--- Task to carry out ---
Go through the entries below, count every line with the string "Fixed", and answer with only that number.

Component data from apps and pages
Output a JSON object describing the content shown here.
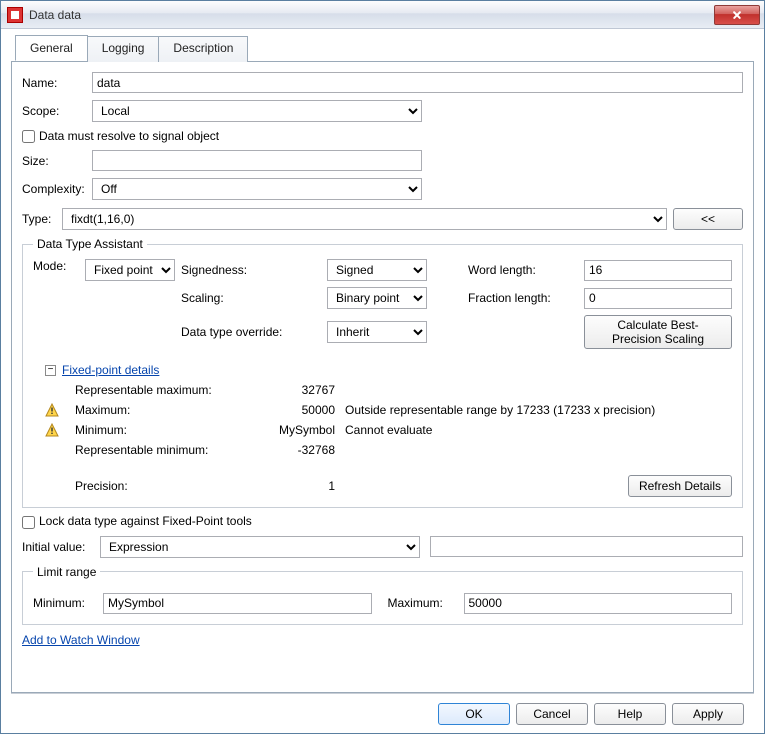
{
  "window": {
    "title": "Data data"
  },
  "tabs": {
    "t0": "General",
    "t1": "Logging",
    "t2": "Description"
  },
  "labels": {
    "name": "Name:",
    "scope": "Scope:",
    "resolve": "Data must resolve to signal object",
    "size": "Size:",
    "complexity": "Complexity:",
    "type": "Type:",
    "collapse": "<<",
    "dta": "Data Type Assistant",
    "mode": "Mode:",
    "signed": "Signedness:",
    "scaling": "Scaling:",
    "dto": "Data type override:",
    "wlen": "Word length:",
    "flen": "Fraction length:",
    "calc": "Calculate Best-Precision Scaling",
    "fpd": "Fixed-point details",
    "repmax": "Representable maximum:",
    "max": "Maximum:",
    "min": "Minimum:",
    "repmin": "Representable minimum:",
    "prec": "Precision:",
    "refresh": "Refresh Details",
    "lock": "Lock data type against Fixed-Point tools",
    "ival": "Initial value:",
    "limit": "Limit range",
    "lmin": "Minimum:",
    "lmax": "Maximum:",
    "watch": "Add to Watch Window"
  },
  "values": {
    "name": "data",
    "scope": "Local",
    "size": "",
    "complexity": "Off",
    "type": "fixdt(1,16,0)",
    "mode": "Fixed point",
    "signed": "Signed",
    "scaling": "Binary point",
    "dto": "Inherit",
    "wlen": "16",
    "flen": "0",
    "repmax": "32767",
    "max": "50000",
    "maxmsg": "Outside representable range by 17233 (17233 x precision)",
    "min": "MySymbol",
    "minmsg": "Cannot evaluate",
    "repmin": "-32768",
    "prec": "1",
    "ival": "Expression",
    "ivalv": "",
    "lmin": "MySymbol",
    "lmax": "50000"
  },
  "buttons": {
    "ok": "OK",
    "cancel": "Cancel",
    "help": "Help",
    "apply": "Apply"
  }
}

--- Response for this exercise ---
3